For pure switchblade smarts, A Game Of Shadows looks slack-jawed next to the BBC Sherlock co-scripted by Mark Gatiss and Steven Moffat, which pulls off the wonderful trick of feeling both fresh and faithful at the same time. Despite the chess motifs running through it, Guy Ritchie’s steampunk actioner has little patience for cat’n’mouse wit.
By constructing chaotic, stylish set-pieces – including a shootout on a speeding train and a spectacular escape through a splintering forest that’s showered with artillery – Ritchie keeps the pace barrelling but can’t quite stave off sequel fatigue. It’s more of the same for more than two hours.
Slo-mo fight sequences pre-visualised in Holmes’ brain are a great conceit, but the thrill fades every time Ritchie repeats the trick. Likewise Robert Downey Jr. – always a better fit for billionaire playboy superheroes than for Baker street’s finest detective – seems to be going through the motions with a little too much nonchalance.

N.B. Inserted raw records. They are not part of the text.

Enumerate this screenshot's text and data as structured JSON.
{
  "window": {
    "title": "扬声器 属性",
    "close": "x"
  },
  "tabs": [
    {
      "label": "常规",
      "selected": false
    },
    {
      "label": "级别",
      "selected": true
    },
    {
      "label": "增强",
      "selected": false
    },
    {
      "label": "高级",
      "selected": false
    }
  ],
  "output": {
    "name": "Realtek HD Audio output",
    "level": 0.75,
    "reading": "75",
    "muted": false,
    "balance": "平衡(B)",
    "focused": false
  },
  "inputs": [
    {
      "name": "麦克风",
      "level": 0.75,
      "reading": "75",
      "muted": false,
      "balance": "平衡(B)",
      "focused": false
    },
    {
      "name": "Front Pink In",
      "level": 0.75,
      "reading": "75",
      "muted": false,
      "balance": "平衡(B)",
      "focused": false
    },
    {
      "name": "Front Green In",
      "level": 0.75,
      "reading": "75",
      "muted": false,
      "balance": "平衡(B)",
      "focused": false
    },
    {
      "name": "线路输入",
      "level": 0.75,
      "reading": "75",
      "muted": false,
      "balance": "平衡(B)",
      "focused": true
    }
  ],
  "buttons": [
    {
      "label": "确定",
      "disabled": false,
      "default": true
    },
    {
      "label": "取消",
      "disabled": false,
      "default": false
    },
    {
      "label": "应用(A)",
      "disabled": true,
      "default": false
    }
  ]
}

Whooshing through 1891 London and pre-war Europe, the runaway plot takes some time to point itself in a clear direction. And with no compulsive mystery behind Ritchie’s caffeinated style, we’re left clinging to a few tasty new additions. Juiciest of all is the full-tilt homoeroticism, with Holmes cross-dressing, flirting mercilessly with Jude Law’s Watson and later pushing the latter’s new wife, Mary (Kelly Reilly), off a train.

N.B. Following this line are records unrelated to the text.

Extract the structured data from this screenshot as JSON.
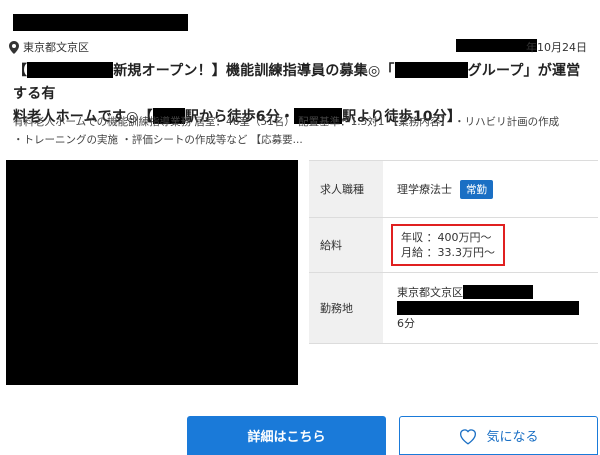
{
  "location": {
    "text": "東京都文京区"
  },
  "date": {
    "text": "年10月24日"
  },
  "title": {
    "line1_a": "【",
    "line1_b": "新規オープン！】機能訓練指導員の募集◎「",
    "line1_c": "グループ」が運営する有",
    "line2_a": "料老人ホームです◎【",
    "line2_b": "駅から徒歩6分・",
    "line2_c": "駅より徒歩10分】"
  },
  "description": {
    "line1": "有料老人ホームでの機能訓練指導業務 居室：46室（51名） 配置基準：1.5対1 【業務内容】 ・リハビリ計画の作成",
    "line2": "・トレーニングの実施 ・評価シートの作成等など 【応募要..."
  },
  "details": {
    "job_type_label": "求人職種",
    "job_type_value": "理学療法士",
    "employment_badge": "常勤",
    "salary_label": "給料",
    "salary_annual": "年収 ：400万円〜",
    "salary_monthly": "月給 ：33.3万円〜",
    "workplace_label": "勤務地",
    "workplace_line1": "東京都文京区",
    "workplace_line3": "6分"
  },
  "buttons": {
    "detail": "詳細はこちら",
    "favorite": "気になる"
  },
  "colors": {
    "accent": "#1a7ad9",
    "highlight_border": "#e02020",
    "redaction": "#000000"
  },
  "icons": {
    "location": "map-pin-icon",
    "favorite": "heart-icon"
  }
}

Stephen Fry suaves it up as Sherlock’s droll, clothes-averse older brother Mycroft, while The Girl With The Dragon Tattoo’s Noomi Rapace has little to do as a gypsy fortune-teller. Ironically, while Ritchie’s noisy blockbuster keeps igniting punch-ups and explosions, it only feels truly forceful during the quieter moments between arch rivals Holmes and professor Moriarty.

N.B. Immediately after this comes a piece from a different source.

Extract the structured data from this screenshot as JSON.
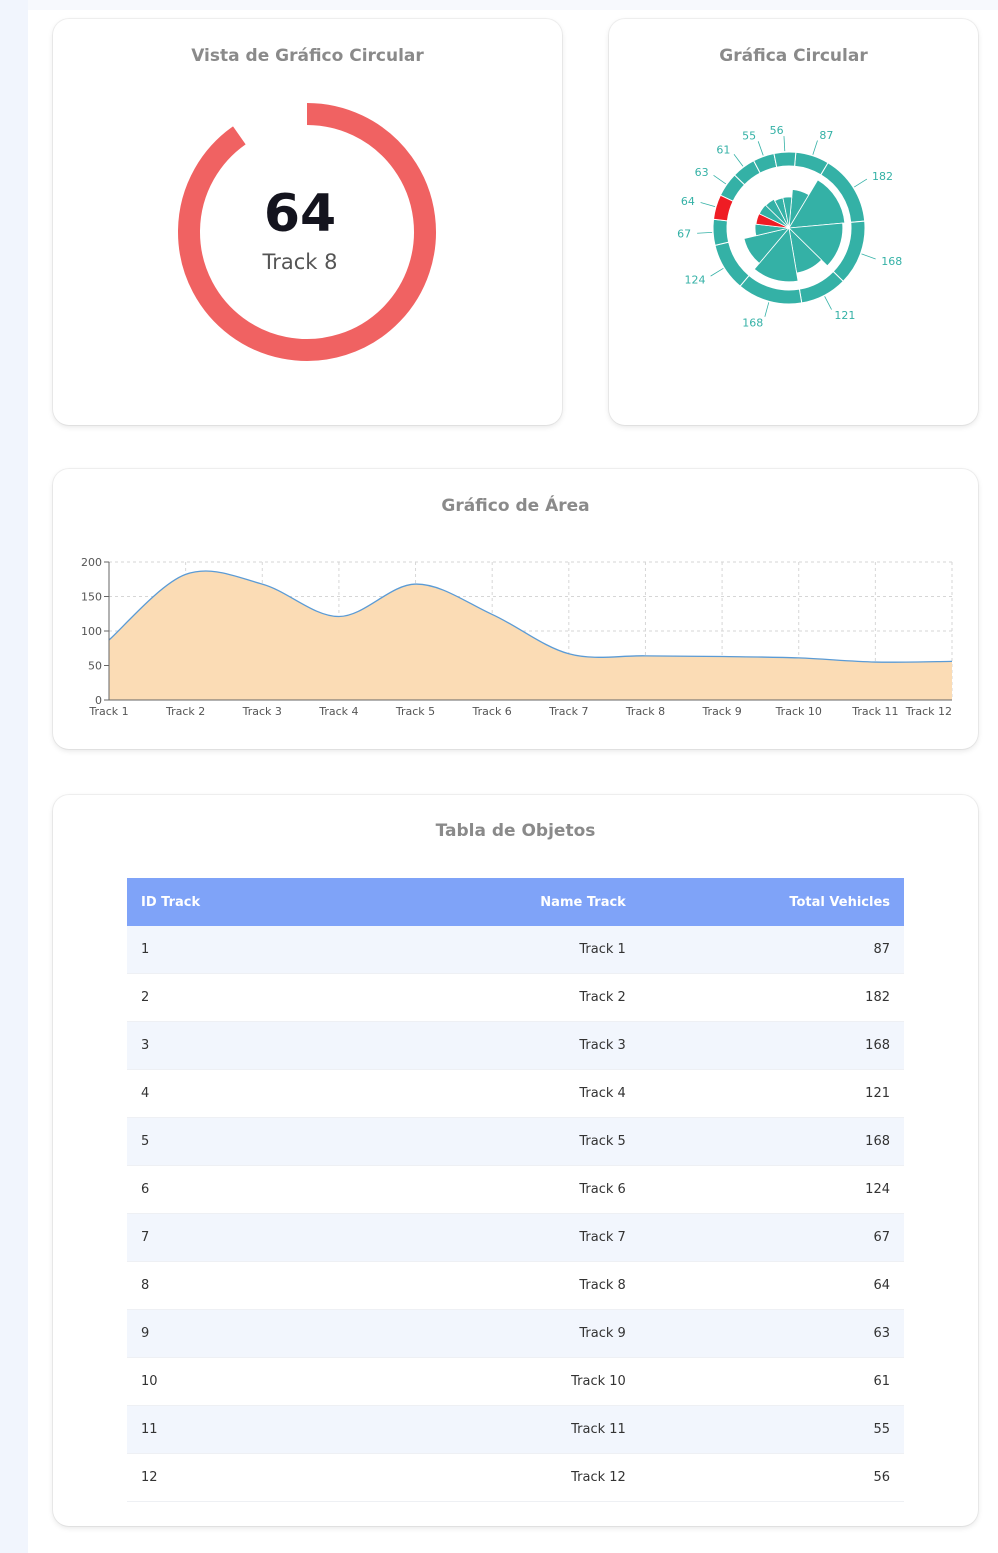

As “the Napoleon of Crime”, Mad Men’s Jared Harris sets his own tone several decibels lower than the rest of the movie to produce a performance full of erudite menace. We get a good look at RDJ and Harris thumping each other in front of green screen during 35 minutes of Making of material on the Blu-ray.
There’s plenty more chat from the rest of the cast and crew, including Ritchie and a ‘chess advisor’ (really) discussing their love of the game and the detective duo clowning around on set. The Blu-ray’s ‘Maximum Movie Mode’ sees RDJ jump onto the screen to take us behind the scenes at various stages of the movie and, in a nice touch, there’s also the option to sync the hi-def disc with the Sherlock Holmes iphone apps.